**Prompt:**
Your answer should consist of each line below that includes the word "index".

**Data section:**
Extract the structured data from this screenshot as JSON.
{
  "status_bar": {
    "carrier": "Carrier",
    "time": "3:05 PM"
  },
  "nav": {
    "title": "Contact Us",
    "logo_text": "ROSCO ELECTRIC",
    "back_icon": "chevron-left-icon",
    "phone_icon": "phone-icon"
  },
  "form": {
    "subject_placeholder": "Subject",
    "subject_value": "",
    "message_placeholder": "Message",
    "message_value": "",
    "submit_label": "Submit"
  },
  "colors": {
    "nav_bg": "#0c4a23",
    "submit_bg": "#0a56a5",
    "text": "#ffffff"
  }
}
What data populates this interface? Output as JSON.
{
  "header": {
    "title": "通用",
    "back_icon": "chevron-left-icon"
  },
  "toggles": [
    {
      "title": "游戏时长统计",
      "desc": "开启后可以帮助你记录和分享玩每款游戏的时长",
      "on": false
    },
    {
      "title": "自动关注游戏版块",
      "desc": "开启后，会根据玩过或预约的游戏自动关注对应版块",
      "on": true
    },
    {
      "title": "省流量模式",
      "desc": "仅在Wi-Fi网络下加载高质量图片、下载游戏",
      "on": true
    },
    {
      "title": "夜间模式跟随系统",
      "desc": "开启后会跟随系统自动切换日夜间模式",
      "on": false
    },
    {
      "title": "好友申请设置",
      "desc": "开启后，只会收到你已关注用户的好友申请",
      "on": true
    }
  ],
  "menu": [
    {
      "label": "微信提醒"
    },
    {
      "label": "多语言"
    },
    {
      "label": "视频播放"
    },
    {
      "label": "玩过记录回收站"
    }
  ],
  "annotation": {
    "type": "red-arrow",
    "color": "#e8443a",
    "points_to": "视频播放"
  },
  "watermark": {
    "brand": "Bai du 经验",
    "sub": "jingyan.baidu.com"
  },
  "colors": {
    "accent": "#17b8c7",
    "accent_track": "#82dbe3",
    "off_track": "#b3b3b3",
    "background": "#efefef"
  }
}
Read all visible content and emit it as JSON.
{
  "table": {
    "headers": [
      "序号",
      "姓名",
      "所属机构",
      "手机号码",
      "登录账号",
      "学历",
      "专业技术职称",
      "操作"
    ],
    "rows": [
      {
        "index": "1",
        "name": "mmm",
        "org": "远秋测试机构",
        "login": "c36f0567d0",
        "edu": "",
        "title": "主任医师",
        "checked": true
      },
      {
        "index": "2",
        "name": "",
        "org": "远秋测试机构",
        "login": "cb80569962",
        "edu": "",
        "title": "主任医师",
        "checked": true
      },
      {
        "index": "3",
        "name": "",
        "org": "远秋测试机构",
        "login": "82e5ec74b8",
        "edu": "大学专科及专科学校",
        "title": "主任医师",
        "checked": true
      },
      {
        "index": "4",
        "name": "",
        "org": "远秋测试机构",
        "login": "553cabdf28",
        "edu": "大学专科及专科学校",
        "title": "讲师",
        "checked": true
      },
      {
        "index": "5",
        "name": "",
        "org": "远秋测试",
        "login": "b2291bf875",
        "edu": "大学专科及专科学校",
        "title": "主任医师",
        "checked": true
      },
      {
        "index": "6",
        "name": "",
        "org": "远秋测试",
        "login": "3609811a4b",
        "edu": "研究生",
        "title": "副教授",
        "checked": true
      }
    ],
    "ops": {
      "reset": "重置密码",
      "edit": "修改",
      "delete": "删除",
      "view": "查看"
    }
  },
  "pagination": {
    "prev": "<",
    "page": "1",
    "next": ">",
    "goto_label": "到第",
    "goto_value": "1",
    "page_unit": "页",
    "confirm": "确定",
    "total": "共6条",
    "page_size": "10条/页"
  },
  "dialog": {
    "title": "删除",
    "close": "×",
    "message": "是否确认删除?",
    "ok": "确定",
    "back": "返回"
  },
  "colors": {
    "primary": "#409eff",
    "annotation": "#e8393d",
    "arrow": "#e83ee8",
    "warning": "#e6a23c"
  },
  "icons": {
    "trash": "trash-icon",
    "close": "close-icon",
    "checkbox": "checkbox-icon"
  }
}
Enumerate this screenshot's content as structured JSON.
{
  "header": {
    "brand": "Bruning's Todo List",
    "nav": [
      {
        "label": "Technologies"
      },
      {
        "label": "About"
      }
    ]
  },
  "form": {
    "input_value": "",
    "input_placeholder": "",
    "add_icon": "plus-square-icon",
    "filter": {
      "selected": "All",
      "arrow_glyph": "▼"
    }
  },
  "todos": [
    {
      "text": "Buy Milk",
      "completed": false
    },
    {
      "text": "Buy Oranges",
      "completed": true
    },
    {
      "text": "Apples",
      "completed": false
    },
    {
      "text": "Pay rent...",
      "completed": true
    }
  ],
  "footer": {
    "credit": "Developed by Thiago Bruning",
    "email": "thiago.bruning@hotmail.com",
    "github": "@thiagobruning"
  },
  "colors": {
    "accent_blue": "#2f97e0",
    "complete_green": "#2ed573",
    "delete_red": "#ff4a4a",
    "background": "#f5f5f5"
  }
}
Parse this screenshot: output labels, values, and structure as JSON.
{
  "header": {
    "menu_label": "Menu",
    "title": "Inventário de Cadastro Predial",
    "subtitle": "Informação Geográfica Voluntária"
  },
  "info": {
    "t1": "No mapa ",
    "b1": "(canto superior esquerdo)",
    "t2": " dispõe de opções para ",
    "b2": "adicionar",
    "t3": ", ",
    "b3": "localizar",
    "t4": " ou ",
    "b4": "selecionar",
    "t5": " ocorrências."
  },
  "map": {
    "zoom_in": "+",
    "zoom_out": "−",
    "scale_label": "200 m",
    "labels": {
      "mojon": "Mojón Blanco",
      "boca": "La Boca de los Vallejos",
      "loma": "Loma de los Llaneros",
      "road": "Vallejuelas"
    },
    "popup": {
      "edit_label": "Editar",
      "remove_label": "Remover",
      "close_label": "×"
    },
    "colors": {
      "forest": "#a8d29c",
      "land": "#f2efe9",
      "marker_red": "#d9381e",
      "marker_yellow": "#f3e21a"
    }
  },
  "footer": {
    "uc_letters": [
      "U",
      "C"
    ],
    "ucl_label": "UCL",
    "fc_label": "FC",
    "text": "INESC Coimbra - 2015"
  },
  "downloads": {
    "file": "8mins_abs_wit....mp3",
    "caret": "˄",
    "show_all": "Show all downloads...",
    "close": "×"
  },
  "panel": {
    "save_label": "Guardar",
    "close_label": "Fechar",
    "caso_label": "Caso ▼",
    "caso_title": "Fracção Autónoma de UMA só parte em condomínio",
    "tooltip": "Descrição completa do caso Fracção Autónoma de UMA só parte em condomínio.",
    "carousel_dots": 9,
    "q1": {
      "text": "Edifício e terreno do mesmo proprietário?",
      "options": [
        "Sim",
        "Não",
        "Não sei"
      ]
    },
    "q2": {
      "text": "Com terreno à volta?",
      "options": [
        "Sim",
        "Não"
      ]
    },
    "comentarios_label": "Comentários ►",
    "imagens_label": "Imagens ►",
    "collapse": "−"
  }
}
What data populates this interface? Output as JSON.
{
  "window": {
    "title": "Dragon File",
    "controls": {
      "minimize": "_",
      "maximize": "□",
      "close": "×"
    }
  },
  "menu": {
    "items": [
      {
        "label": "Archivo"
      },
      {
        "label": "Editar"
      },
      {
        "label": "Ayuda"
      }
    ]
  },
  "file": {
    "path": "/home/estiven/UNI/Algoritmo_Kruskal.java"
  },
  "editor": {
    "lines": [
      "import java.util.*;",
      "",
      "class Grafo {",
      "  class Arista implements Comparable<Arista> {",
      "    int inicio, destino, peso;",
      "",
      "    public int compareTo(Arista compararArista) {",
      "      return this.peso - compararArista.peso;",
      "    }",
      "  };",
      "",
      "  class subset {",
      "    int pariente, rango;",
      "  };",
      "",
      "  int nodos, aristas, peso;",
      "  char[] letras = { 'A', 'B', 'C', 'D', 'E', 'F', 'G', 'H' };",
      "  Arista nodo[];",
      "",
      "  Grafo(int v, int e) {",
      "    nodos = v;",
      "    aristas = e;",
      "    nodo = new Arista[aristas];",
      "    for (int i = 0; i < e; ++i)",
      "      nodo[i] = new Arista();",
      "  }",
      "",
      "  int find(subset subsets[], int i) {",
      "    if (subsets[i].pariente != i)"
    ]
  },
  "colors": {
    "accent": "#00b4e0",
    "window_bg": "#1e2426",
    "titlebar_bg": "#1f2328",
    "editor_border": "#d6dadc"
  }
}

**Your response:**
        "index": "1",
        "index": "2",
        "index": "3",
        "index": "4",
        "index": "5",
        "index": "6",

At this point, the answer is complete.